(Component data from apps and pages)
=======

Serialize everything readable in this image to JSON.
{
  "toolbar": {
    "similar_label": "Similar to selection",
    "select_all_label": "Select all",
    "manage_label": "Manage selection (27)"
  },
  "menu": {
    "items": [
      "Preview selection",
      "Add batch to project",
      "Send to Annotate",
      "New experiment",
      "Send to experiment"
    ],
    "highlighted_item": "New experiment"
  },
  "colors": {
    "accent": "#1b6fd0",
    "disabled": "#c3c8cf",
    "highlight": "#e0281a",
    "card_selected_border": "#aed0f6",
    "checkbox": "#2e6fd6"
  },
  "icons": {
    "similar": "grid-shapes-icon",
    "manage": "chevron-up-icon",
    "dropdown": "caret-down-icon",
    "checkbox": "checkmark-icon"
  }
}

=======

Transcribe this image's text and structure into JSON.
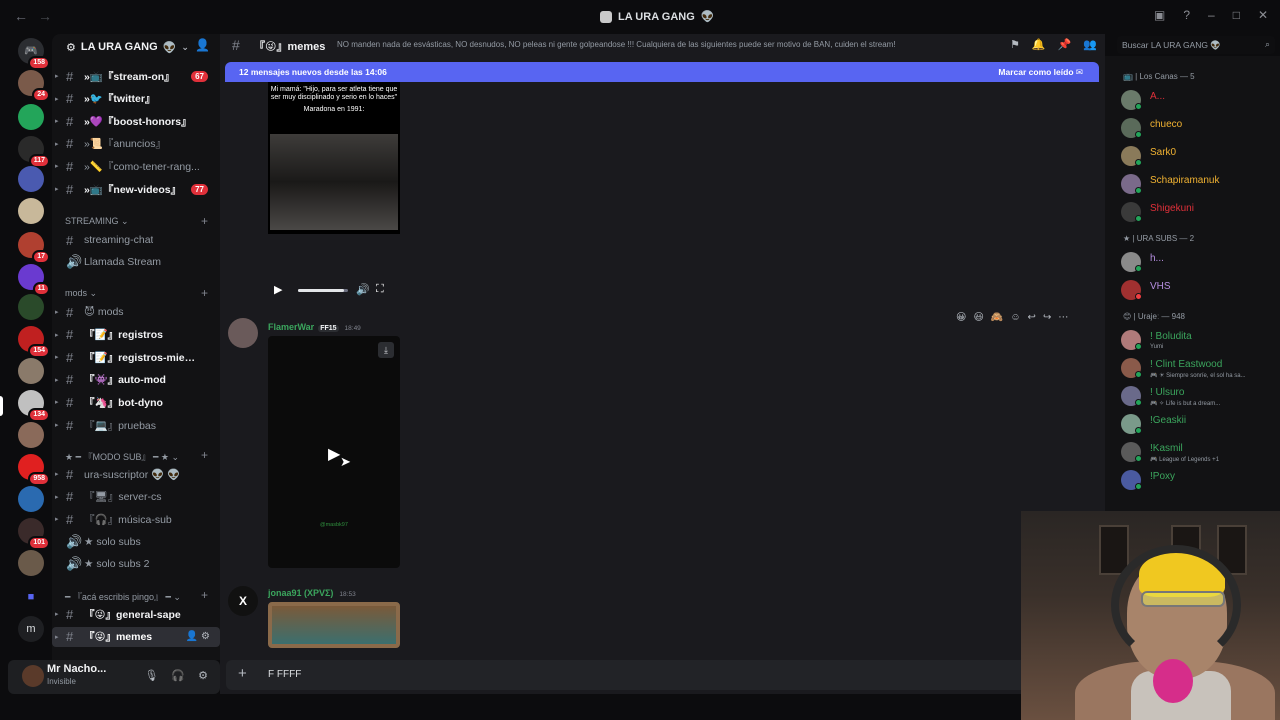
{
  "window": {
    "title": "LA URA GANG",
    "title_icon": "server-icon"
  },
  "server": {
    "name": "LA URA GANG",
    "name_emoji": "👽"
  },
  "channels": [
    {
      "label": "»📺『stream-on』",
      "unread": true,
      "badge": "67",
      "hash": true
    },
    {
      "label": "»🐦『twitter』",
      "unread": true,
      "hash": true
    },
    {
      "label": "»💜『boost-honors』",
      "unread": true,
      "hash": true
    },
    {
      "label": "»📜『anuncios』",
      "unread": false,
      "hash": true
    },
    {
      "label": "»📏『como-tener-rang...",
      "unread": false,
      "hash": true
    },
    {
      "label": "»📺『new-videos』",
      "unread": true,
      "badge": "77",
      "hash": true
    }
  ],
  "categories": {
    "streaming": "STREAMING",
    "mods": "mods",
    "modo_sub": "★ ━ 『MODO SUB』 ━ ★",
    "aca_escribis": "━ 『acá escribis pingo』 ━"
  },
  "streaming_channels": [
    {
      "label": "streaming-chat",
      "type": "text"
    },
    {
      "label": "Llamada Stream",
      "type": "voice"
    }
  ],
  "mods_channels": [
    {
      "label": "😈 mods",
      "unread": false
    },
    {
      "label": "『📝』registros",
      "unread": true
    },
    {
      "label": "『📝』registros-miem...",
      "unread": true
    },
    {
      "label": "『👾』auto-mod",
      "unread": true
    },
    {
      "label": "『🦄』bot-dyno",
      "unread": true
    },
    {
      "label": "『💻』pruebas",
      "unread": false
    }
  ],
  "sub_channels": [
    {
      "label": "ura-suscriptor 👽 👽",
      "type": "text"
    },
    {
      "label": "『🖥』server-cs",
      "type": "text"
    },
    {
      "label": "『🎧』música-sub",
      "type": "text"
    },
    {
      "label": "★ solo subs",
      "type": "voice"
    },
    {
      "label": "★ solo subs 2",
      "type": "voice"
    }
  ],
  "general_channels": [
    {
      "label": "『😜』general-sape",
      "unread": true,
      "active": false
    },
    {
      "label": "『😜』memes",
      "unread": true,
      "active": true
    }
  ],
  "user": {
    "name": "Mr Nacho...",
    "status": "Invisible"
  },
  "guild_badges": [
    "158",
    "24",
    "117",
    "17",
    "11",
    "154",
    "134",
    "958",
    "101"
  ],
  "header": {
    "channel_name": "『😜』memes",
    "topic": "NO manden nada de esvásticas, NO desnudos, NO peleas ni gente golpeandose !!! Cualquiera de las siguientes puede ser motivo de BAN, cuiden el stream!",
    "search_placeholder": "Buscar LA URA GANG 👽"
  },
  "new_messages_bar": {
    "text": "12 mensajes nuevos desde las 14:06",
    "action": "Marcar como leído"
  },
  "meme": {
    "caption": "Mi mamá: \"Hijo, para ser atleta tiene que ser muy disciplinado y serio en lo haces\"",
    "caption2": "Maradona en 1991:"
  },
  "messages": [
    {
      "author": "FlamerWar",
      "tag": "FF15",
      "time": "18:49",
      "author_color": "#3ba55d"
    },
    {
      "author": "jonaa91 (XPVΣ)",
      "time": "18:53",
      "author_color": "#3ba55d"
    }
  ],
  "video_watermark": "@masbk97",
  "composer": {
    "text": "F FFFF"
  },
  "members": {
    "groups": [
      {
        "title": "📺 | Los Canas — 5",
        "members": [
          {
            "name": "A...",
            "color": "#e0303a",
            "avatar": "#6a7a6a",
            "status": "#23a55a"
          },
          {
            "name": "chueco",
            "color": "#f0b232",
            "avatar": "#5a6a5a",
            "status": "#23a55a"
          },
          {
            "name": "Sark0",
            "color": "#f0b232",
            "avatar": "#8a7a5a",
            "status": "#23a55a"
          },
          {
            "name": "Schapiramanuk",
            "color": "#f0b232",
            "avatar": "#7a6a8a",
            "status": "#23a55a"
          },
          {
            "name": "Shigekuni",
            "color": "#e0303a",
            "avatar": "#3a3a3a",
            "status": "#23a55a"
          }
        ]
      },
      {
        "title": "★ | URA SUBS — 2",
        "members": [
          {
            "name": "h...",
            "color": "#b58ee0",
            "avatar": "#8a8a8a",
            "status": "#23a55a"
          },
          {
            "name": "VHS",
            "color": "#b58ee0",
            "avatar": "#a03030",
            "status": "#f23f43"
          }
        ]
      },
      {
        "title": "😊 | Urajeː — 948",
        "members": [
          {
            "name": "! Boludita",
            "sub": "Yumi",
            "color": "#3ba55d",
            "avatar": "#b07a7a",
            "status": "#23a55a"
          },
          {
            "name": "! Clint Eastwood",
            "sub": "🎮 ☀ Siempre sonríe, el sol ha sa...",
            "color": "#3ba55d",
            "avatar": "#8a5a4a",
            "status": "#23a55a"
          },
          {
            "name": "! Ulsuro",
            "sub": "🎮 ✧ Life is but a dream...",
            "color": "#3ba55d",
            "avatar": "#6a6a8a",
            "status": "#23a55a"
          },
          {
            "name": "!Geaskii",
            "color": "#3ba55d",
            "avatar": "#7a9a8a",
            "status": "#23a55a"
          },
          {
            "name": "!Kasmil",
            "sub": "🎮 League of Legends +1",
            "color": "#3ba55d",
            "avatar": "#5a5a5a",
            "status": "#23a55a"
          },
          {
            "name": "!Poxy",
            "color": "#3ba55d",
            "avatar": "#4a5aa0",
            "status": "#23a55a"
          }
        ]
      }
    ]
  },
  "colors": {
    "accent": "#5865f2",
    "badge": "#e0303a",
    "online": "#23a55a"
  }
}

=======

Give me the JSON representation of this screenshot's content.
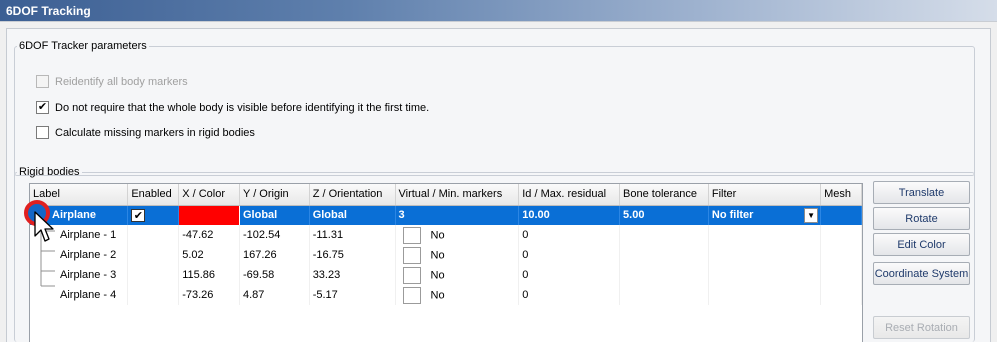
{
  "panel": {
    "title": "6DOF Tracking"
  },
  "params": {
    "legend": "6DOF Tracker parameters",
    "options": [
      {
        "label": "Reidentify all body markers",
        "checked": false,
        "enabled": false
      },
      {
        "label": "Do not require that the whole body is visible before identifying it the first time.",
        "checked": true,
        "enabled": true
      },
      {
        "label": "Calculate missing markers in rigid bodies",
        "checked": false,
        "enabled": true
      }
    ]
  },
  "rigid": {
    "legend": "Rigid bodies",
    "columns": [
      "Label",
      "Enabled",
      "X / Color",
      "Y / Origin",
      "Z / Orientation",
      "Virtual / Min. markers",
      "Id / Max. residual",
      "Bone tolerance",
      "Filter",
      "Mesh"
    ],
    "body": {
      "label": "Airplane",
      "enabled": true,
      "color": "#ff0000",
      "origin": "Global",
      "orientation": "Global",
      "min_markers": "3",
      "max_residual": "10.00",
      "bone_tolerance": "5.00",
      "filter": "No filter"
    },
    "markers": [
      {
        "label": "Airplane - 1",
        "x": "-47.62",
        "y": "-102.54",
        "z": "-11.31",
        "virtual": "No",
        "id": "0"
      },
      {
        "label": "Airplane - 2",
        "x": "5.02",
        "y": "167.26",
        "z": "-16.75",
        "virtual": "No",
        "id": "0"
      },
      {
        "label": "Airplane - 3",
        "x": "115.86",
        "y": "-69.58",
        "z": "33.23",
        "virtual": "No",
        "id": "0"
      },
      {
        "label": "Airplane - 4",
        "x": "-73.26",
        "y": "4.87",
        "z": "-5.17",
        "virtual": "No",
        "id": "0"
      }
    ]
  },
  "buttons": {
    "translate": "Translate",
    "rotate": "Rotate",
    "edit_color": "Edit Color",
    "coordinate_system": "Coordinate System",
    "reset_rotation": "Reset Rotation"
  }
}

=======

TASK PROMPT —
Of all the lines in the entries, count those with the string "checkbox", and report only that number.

ANSWER SECTION —
2